* _Given records_:
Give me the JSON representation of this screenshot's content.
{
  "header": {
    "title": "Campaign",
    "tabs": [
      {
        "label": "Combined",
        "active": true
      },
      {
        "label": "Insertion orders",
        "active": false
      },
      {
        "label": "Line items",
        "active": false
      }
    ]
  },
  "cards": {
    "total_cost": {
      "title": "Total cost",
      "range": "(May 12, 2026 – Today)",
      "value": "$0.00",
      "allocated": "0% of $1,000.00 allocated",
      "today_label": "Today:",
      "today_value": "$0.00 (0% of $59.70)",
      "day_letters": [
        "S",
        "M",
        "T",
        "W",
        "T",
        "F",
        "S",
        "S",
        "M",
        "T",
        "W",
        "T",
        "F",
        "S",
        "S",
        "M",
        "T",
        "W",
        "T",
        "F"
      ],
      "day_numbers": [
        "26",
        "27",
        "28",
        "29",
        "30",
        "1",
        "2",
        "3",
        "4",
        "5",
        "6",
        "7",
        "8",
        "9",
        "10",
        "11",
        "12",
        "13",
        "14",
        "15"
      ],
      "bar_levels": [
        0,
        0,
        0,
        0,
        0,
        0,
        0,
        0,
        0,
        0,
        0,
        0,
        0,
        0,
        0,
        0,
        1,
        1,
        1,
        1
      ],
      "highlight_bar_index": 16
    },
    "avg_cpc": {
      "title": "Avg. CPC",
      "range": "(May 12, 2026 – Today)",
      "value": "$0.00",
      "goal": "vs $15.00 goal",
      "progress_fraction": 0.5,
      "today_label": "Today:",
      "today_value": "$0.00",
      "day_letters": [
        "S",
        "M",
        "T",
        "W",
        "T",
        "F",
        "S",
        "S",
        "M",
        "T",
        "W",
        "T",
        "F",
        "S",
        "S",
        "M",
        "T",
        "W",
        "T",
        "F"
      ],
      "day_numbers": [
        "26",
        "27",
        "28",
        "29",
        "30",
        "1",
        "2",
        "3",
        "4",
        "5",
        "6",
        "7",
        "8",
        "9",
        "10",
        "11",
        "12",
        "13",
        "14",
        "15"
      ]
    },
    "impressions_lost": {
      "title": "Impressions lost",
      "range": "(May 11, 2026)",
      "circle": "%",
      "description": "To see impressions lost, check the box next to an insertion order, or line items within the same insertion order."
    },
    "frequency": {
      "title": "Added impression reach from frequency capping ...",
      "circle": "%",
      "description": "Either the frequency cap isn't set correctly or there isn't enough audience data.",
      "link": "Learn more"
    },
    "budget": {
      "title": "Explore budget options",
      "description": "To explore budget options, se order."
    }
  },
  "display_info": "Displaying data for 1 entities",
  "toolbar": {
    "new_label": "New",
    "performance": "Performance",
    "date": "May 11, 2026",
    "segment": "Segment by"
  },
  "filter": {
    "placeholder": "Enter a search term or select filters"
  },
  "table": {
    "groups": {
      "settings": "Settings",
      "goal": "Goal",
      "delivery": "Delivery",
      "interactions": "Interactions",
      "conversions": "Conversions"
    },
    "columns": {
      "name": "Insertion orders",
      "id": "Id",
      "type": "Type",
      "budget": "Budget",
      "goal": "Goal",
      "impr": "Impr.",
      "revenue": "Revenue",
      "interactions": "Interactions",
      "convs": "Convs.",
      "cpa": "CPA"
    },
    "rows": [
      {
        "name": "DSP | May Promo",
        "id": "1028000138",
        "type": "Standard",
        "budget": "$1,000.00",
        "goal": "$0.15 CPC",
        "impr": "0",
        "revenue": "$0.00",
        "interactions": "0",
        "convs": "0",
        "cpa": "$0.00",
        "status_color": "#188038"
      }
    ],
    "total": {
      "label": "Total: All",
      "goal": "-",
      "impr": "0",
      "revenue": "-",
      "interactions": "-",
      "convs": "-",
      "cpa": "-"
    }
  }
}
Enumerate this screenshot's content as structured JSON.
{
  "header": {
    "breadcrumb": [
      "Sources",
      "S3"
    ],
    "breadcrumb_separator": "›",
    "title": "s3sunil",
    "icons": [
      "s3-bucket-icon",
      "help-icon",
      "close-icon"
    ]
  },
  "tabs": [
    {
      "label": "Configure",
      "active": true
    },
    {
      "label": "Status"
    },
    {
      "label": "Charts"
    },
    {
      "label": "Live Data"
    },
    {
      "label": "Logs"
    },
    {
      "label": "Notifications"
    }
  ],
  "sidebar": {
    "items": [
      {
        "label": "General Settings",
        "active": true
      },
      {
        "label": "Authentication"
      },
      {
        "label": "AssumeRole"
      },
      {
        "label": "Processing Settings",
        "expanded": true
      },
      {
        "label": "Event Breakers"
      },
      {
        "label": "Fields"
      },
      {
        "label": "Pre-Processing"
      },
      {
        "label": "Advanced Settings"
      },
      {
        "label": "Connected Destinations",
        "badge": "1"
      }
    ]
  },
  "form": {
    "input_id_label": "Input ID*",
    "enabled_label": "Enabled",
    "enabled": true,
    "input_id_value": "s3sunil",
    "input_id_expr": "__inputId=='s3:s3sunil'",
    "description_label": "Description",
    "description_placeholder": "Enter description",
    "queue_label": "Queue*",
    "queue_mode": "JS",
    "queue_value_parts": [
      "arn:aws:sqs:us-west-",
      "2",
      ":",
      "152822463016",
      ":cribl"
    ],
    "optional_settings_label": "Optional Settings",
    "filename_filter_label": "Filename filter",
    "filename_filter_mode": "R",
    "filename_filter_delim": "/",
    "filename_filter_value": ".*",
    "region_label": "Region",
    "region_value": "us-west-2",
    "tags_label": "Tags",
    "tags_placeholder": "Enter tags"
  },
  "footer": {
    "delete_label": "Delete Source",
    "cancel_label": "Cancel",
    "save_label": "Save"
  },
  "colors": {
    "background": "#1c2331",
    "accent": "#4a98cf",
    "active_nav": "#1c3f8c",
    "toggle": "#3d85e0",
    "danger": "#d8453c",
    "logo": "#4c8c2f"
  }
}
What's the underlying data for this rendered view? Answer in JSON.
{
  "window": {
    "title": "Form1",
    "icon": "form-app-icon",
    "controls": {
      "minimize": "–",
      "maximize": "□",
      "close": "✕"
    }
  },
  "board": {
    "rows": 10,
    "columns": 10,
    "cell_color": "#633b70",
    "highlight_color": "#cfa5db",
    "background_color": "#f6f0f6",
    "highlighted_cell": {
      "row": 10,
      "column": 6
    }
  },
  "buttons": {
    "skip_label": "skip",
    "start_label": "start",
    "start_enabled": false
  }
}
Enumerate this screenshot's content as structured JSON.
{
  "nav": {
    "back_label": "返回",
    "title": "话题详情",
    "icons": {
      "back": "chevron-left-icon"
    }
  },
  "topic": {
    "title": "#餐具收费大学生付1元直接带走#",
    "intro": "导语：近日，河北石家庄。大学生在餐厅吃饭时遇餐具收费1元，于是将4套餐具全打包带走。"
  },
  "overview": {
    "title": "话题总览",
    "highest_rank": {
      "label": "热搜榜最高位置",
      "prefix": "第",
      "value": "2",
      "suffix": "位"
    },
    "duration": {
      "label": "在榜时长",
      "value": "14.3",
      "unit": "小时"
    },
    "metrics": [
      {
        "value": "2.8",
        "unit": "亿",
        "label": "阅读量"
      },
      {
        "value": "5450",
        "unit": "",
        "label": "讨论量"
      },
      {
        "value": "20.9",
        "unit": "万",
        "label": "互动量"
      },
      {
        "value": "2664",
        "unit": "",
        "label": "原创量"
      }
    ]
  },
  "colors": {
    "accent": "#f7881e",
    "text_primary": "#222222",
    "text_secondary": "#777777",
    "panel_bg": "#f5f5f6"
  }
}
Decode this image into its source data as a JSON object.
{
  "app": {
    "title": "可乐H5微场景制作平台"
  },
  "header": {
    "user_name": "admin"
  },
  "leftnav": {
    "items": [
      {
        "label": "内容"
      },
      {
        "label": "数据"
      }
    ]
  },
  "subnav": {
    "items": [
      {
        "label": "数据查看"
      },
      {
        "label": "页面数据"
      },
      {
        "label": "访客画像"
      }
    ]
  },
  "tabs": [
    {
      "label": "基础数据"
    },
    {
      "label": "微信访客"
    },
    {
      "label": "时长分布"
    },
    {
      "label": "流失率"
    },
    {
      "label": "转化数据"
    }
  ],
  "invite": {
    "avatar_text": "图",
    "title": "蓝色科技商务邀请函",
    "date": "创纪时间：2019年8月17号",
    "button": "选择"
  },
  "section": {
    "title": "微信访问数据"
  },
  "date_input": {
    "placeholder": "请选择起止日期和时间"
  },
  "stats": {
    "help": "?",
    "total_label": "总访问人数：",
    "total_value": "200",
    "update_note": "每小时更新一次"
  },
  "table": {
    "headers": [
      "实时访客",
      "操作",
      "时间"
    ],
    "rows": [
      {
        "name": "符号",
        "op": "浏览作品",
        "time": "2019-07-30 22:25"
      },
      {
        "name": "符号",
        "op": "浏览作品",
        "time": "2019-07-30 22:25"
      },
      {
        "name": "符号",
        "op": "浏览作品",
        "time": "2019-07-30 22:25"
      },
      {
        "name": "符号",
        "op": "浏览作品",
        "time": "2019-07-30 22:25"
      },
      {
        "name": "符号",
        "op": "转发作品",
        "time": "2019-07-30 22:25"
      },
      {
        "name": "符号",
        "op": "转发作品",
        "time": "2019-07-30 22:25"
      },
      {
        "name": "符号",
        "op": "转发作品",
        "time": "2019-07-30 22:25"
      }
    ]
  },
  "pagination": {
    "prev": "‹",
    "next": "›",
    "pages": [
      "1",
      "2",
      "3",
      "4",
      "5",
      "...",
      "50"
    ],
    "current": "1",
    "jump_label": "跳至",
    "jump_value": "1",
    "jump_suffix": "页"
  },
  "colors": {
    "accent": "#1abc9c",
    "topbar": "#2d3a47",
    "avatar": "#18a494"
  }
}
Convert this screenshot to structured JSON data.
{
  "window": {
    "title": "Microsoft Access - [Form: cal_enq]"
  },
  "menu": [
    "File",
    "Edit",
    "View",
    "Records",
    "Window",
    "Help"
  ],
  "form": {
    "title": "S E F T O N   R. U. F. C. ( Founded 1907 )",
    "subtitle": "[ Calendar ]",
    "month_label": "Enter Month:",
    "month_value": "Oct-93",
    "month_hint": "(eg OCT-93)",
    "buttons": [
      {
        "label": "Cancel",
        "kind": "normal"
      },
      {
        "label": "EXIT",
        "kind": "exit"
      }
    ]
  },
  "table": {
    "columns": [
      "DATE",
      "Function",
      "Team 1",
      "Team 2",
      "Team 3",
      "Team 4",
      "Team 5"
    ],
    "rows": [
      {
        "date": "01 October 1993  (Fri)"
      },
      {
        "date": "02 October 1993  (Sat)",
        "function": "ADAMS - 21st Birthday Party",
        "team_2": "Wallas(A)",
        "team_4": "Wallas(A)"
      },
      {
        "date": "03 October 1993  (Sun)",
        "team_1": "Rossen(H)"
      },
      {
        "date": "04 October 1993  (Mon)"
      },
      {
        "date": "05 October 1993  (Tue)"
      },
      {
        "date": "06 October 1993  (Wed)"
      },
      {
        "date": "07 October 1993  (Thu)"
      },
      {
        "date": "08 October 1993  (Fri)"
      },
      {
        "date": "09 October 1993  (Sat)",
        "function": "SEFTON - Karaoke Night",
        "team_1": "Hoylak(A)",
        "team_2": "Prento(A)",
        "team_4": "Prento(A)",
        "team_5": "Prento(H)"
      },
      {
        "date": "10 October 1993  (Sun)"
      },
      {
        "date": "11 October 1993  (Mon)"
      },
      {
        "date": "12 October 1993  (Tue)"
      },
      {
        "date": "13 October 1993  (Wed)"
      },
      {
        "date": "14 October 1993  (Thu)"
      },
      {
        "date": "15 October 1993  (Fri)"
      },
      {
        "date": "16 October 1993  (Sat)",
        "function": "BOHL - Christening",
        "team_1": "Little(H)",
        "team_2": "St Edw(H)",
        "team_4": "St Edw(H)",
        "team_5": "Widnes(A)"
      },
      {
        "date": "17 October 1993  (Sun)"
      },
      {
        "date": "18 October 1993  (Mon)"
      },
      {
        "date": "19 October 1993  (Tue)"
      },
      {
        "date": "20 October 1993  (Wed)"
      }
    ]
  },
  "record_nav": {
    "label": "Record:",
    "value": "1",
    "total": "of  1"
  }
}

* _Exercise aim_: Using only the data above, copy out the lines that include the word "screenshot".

* _Output below_:
Give me the JSON representation of this screenshot's content.
Enumerate this screenshot's content as structured JSON.
Enumerate this screenshot's content as structured JSON.
Convert this screenshot to structured JSON data.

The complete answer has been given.